*BRIEF*. Nothing but a number should be written: the count of lines below that contain "본인인증".

Element data from apps and pages
-- Opening Marker --
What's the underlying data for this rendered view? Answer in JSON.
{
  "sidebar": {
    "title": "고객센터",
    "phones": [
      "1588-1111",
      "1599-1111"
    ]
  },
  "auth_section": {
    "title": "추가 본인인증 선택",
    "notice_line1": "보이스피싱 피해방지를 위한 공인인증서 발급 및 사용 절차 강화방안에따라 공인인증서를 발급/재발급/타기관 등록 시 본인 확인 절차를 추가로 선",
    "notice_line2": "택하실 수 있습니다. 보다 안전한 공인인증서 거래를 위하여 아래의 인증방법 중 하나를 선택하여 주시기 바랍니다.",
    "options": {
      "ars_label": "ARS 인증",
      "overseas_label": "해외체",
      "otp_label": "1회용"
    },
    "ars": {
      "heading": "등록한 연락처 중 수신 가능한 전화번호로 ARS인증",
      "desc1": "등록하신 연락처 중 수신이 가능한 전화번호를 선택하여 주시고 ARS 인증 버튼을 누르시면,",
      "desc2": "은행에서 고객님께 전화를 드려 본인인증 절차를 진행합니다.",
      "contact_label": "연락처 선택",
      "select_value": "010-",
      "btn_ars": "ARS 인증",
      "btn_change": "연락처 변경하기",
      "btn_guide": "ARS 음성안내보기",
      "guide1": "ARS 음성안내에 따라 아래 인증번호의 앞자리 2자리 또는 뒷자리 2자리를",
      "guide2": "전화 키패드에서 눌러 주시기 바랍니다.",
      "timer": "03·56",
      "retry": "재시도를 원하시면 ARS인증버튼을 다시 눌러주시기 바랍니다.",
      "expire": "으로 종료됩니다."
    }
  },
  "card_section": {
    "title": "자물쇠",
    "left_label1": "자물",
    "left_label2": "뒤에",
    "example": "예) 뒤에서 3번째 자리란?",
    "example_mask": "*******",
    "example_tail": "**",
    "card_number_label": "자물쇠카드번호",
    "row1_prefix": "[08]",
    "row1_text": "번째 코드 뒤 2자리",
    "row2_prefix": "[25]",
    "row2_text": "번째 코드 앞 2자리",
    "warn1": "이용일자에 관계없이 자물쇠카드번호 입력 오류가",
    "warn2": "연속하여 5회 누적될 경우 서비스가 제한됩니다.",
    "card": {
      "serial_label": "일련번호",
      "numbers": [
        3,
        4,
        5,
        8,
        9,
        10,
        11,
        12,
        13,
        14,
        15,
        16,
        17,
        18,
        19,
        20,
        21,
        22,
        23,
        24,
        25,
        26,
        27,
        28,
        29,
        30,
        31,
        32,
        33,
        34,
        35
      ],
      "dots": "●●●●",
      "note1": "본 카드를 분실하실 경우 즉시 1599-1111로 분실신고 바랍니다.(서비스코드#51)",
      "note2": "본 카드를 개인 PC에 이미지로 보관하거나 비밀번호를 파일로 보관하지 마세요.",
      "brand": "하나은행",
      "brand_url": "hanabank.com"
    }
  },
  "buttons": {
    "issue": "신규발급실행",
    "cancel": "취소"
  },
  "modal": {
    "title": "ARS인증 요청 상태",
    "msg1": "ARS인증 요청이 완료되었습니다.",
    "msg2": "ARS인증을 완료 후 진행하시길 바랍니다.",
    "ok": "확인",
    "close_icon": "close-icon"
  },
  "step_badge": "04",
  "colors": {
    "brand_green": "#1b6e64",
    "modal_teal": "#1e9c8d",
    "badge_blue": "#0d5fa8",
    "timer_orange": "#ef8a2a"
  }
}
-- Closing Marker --
*TASK RESULT*. 2